Seven key take-aways from the latest ECB meeting
ECB President Mario Draghi still has the power to surprise markets.
Following the disappointment with what was delivered at the December 2015 meeting, some commentators felt that Draghi would struggle to meet market expectations today. But “Super Mario” delivered considerably more than the market was expecting. The old market adage of “Don’t fight the Fed” might now be changed to “Don’t fight Mario”.
There has been no “tiering” of the deposit rate, as was widely expected by markets and happened recently in Japan. Markets don’t seem too worried by this and on its own, could arguably be taken as a further headwind to bank earnings. Mr Draghi expanded on this point in his press conference, noting that the Governing Council had discussed the measure but felt that it was not currently needed.
However, and as an offset to the lack of “tiering”, the announcement of 4 new TLTRO’s at rates that could potentially be as low as the deposit rate should be a positive for the banking sector. Indeed, this TLTRO announcement could be the real surprise in this package of measures. We expect that the structuring of the TLTRO will be quite important, with banks who increase their lending being able to access funds at the deposit rate, but banks who don’t increase their lending may access funds at the refi rate, which is 40bps higher.
The ECB’s announced new staff forecasts for growth and inflation. For 2016, growth is expected to be 1.4%, it is forecasted to increase to 1.7% in 2017 and 1.8% in 2018. The ECB’s inflation forecasts were also changed and they now expect an average rate of 0.1% in 2016, 1.3% in 2017 and 1.6% in 2018. The inflation forecast for 2017 compares to the market’s expectation of 0.6%, so there is still a wide divergence between the ECB and the market. If the market is right, then the ECB will not meet its inflation target and may have to enact further easing measures. If the ECB is right, the current inflation breakeven levels looks to be quite attractive.
The reaction of the Euro is interesting. It appears that the currency markets were more impressed by Mr Draghi’s comment that rates are currently at the “lower bound”, rather than by his comment that rates will remain at, or lower than, current levels for a considerable period of time. We suspect Mr Draghi was attempting to halt on-going speculation about further rate cuts but as noted above, if inflation does not recover to the ECB’s forecasted levels, then the market will inevitably speculate about further easing measures.
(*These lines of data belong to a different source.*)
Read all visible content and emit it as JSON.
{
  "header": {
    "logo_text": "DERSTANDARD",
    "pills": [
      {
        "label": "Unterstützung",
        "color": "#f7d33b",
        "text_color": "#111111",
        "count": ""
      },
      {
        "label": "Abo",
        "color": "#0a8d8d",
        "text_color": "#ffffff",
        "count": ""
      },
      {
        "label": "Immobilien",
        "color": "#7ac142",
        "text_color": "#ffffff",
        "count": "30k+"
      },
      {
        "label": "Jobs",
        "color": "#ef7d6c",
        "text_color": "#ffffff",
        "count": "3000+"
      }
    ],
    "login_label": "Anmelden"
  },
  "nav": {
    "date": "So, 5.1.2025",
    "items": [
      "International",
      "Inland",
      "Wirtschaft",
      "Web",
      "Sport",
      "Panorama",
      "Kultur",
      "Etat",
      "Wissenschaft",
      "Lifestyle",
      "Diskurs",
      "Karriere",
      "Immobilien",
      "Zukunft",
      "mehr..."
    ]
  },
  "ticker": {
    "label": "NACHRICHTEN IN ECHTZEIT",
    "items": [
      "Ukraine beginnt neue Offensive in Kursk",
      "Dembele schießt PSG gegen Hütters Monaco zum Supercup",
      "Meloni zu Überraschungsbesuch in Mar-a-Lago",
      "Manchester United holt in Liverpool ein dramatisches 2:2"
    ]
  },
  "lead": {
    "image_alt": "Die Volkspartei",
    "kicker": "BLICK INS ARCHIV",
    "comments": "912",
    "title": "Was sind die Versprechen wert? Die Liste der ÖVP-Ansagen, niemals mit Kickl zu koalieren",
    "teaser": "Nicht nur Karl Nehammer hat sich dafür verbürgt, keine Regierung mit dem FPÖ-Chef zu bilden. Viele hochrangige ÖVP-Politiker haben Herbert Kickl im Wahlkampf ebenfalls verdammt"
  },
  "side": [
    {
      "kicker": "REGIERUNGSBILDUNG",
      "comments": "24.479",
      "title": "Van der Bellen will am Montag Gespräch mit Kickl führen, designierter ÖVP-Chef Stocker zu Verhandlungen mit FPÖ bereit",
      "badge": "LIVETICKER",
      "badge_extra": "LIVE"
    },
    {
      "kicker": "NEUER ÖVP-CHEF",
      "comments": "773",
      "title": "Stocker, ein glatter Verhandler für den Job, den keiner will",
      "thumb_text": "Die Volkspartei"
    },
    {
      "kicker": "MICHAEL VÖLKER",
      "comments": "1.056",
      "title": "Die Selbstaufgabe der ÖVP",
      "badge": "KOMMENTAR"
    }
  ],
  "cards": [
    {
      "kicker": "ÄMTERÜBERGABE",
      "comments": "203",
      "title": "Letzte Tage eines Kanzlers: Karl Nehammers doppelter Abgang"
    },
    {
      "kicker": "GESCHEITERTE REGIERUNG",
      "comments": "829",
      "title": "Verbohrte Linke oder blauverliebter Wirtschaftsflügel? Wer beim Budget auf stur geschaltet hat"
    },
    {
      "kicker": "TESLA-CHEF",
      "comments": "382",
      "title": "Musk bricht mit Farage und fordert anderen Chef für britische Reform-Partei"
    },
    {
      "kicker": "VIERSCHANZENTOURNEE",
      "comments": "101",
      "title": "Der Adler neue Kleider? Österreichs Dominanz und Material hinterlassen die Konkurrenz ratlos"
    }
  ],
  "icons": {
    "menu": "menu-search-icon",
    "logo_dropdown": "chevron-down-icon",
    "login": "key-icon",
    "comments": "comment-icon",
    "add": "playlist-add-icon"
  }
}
Today’s clear winner was the European corporate bond market. We don’t know yet how much the corporate bond buying will be each month, but speculation is that it could be in the region of €5bn per month, or €60bn each year. This demand will act as a strong support for current spread levels and should see corporate bonds out-performing their sovereign counter-parts.
In an interesting side-effect of today’s price action, the appreciation of the Euro / depreciation of the USD represents a loosening of financial conditions for the US. As such, it might encourage the US Federal Reserve (FED) to increase interest rates at their June meeting. Why not at their March meeting? Because markets haven’t priced a rate rise in for March, and a surprise hike might upset markets and cause significant volatility.
Tanguy Le Saout is head of European Fixed Income at Pioneer Investments